Source data:
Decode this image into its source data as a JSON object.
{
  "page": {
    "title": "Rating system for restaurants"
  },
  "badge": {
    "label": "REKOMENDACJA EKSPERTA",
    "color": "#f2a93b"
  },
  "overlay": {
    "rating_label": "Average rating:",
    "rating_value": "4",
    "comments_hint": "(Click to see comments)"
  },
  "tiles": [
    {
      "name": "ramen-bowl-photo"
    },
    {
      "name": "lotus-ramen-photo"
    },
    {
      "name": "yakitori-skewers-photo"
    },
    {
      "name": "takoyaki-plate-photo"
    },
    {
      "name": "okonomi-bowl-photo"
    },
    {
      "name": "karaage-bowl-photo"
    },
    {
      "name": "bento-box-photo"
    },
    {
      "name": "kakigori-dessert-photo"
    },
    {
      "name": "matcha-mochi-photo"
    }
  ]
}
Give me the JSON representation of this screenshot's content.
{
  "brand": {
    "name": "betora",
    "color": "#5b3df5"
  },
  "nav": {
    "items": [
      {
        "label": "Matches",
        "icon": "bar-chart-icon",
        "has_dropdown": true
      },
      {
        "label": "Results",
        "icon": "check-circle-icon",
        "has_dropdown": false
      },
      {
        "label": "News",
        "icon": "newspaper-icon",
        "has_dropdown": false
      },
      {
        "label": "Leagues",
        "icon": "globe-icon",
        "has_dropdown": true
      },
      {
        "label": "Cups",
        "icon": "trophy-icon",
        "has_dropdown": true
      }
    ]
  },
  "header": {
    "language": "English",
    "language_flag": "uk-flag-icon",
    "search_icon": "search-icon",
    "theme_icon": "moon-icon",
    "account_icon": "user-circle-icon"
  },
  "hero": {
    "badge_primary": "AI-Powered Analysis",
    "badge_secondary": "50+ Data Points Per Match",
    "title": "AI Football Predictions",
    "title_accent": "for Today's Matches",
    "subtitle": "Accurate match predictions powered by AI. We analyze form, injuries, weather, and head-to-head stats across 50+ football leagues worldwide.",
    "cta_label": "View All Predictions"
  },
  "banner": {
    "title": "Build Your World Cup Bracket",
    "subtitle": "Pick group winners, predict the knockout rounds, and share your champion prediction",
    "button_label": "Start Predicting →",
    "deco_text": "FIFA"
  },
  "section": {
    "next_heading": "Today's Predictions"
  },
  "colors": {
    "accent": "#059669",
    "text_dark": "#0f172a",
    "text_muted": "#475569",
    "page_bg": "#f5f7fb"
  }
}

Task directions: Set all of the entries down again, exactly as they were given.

Response area:
Decode this image into its source data as a JSON object.
{
  "page": {
    "title": "Rating system for restaurants"
  },
  "badge": {
    "label": "REKOMENDACJA EKSPERTA",
    "color": "#f2a93b"
  },
  "overlay": {
    "rating_label": "Average rating:",
    "rating_value": "4",
    "comments_hint": "(Click to see comments)"
  },
  "tiles": [
    {
      "name": "ramen-bowl-photo"
    },
    {
      "name": "lotus-ramen-photo"
    },
    {
      "name": "yakitori-skewers-photo"
    },
    {
      "name": "takoyaki-plate-photo"
    },
    {
      "name": "okonomi-bowl-photo"
    },
    {
      "name": "karaage-bowl-photo"
    },
    {
      "name": "bento-box-photo"
    },
    {
      "name": "kakigori-dessert-photo"
    },
    {
      "name": "matcha-mochi-photo"
    }
  ]
}
Give me the JSON representation of this screenshot's content.
{
  "brand": {
    "name": "betora",
    "color": "#5b3df5"
  },
  "nav": {
    "items": [
      {
        "label": "Matches",
        "icon": "bar-chart-icon",
        "has_dropdown": true
      },
      {
        "label": "Results",
        "icon": "check-circle-icon",
        "has_dropdown": false
      },
      {
        "label": "News",
        "icon": "newspaper-icon",
        "has_dropdown": false
      },
      {
        "label": "Leagues",
        "icon": "globe-icon",
        "has_dropdown": true
      },
      {
        "label": "Cups",
        "icon": "trophy-icon",
        "has_dropdown": true
      }
    ]
  },
  "header": {
    "language": "English",
    "language_flag": "uk-flag-icon",
    "search_icon": "search-icon",
    "theme_icon": "moon-icon",
    "account_icon": "user-circle-icon"
  },
  "hero": {
    "badge_primary": "AI-Powered Analysis",
    "badge_secondary": "50+ Data Points Per Match",
    "title": "AI Football Predictions",
    "title_accent": "for Today's Matches",
    "subtitle": "Accurate match predictions powered by AI. We analyze form, injuries, weather, and head-to-head stats across 50+ football leagues worldwide.",
    "cta_label": "View All Predictions"
  },
  "banner": {
    "title": "Build Your World Cup Bracket",
    "subtitle": "Pick group winners, predict the knockout rounds, and share your champion prediction",
    "button_label": "Start Predicting →",
    "deco_text": "FIFA"
  },
  "section": {
    "next_heading": "Today's Predictions"
  },
  "colors": {
    "accent": "#059669",
    "text_dark": "#0f172a",
    "text_muted": "#475569",
    "page_bg": "#f5f7fb"
  }
}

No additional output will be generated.